● What is expected: Word for word, repeat each entry that follows.

● Extracted records:
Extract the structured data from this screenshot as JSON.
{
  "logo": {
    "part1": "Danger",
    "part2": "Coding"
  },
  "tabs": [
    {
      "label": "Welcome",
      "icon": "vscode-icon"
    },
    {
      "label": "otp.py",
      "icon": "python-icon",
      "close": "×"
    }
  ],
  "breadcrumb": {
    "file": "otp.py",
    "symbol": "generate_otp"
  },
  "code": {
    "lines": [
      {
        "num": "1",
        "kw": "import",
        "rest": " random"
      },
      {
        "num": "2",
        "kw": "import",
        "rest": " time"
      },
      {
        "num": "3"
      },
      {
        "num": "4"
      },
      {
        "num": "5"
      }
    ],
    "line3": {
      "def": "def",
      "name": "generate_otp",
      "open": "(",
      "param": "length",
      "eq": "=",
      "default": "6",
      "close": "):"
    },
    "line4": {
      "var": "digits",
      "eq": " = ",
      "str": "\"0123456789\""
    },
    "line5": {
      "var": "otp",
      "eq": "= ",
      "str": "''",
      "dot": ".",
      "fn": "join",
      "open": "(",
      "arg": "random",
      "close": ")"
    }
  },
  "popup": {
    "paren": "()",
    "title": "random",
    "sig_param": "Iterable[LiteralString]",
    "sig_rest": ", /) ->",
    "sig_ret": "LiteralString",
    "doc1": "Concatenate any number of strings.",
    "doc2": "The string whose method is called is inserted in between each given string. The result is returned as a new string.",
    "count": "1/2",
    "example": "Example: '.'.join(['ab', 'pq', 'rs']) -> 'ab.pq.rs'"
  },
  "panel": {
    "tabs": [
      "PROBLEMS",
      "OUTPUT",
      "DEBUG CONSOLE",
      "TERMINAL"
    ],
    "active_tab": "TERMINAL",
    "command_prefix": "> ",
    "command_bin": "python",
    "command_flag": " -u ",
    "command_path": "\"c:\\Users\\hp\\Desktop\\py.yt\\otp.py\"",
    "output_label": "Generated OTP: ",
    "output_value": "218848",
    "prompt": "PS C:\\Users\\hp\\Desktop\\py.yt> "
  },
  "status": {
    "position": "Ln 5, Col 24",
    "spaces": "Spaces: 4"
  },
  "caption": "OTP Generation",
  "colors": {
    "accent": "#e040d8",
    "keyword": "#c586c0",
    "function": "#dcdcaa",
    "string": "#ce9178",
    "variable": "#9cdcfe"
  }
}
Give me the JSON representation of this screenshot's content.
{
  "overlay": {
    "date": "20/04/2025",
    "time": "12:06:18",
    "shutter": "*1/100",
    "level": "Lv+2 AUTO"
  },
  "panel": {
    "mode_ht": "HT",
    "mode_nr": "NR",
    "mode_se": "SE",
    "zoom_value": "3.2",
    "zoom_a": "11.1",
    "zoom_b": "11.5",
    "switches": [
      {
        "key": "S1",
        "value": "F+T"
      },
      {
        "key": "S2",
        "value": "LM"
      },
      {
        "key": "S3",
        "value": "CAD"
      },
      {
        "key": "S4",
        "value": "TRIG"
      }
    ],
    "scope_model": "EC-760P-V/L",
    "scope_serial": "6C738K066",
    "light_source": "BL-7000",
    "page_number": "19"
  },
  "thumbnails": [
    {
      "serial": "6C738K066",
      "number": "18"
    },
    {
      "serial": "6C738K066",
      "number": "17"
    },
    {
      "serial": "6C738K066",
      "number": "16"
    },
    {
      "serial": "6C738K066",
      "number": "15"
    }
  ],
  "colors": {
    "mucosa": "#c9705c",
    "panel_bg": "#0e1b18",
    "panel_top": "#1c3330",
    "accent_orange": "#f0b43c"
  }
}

● Output of the task:
Extract the structured data from this screenshot as JSON.
{
  "logo": {
    "part1": "Danger",
    "part2": "Coding"
  },
  "tabs": [
    {
      "label": "Welcome",
      "icon": "vscode-icon"
    },
    {
      "label": "otp.py",
      "icon": "python-icon",
      "close": "×"
    }
  ],
  "breadcrumb": {
    "file": "otp.py",
    "symbol": "generate_otp"
  },
  "code": {
    "lines": [
      {
        "num": "1",
        "kw": "import",
        "rest": " random"
      },
      {
        "num": "2",
        "kw": "import",
        "rest": " time"
      },
      {
        "num": "3"
      },
      {
        "num": "4"
      },
      {
        "num": "5"
      }
    ],
    "line3": {
      "def": "def",
      "name": "generate_otp",
      "open": "(",
      "param": "length",
      "eq": "=",
      "default": "6",
      "close": "):"
    },
    "line4": {
      "var": "digits",
      "eq": " = ",
      "str": "\"0123456789\""
    },
    "line5": {
      "var": "otp",
      "eq": "= ",
      "str": "''",
      "dot": ".",
      "fn": "join",
      "open": "(",
      "arg": "random",
      "close": ")"
    }
  },
  "popup": {
    "paren": "()",
    "title": "random",
    "sig_param": "Iterable[LiteralString]",
    "sig_rest": ", /) ->",
    "sig_ret": "LiteralString",
    "doc1": "Concatenate any number of strings.",
    "doc2": "The string whose method is called is inserted in between each given string. The result is returned as a new string.",
    "count": "1/2",
    "example": "Example: '.'.join(['ab', 'pq', 'rs']) -> 'ab.pq.rs'"
  },
  "panel": {
    "tabs": [
      "PROBLEMS",
      "OUTPUT",
      "DEBUG CONSOLE",
      "TERMINAL"
    ],
    "active_tab": "TERMINAL",
    "command_prefix": "> ",
    "command_bin": "python",
    "command_flag": " -u ",
    "command_path": "\"c:\\Users\\hp\\Desktop\\py.yt\\otp.py\"",
    "output_label": "Generated OTP: ",
    "output_value": "218848",
    "prompt": "PS C:\\Users\\hp\\Desktop\\py.yt> "
  },
  "status": {
    "position": "Ln 5, Col 24",
    "spaces": "Spaces: 4"
  },
  "caption": "OTP Generation",
  "colors": {
    "accent": "#e040d8",
    "keyword": "#c586c0",
    "function": "#dcdcaa",
    "string": "#ce9178",
    "variable": "#9cdcfe"
  }
}
Give me the JSON representation of this screenshot's content.
{
  "overlay": {
    "date": "20/04/2025",
    "time": "12:06:18",
    "shutter": "*1/100",
    "level": "Lv+2 AUTO"
  },
  "panel": {
    "mode_ht": "HT",
    "mode_nr": "NR",
    "mode_se": "SE",
    "zoom_value": "3.2",
    "zoom_a": "11.1",
    "zoom_b": "11.5",
    "switches": [
      {
        "key": "S1",
        "value": "F+T"
      },
      {
        "key": "S2",
        "value": "LM"
      },
      {
        "key": "S3",
        "value": "CAD"
      },
      {
        "key": "S4",
        "value": "TRIG"
      }
    ],
    "scope_model": "EC-760P-V/L",
    "scope_serial": "6C738K066",
    "light_source": "BL-7000",
    "page_number": "19"
  },
  "thumbnails": [
    {
      "serial": "6C738K066",
      "number": "18"
    },
    {
      "serial": "6C738K066",
      "number": "17"
    },
    {
      "serial": "6C738K066",
      "number": "16"
    },
    {
      "serial": "6C738K066",
      "number": "15"
    }
  ],
  "colors": {
    "mucosa": "#c9705c",
    "panel_bg": "#0e1b18",
    "panel_top": "#1c3330",
    "accent_orange": "#f0b43c"
  }
}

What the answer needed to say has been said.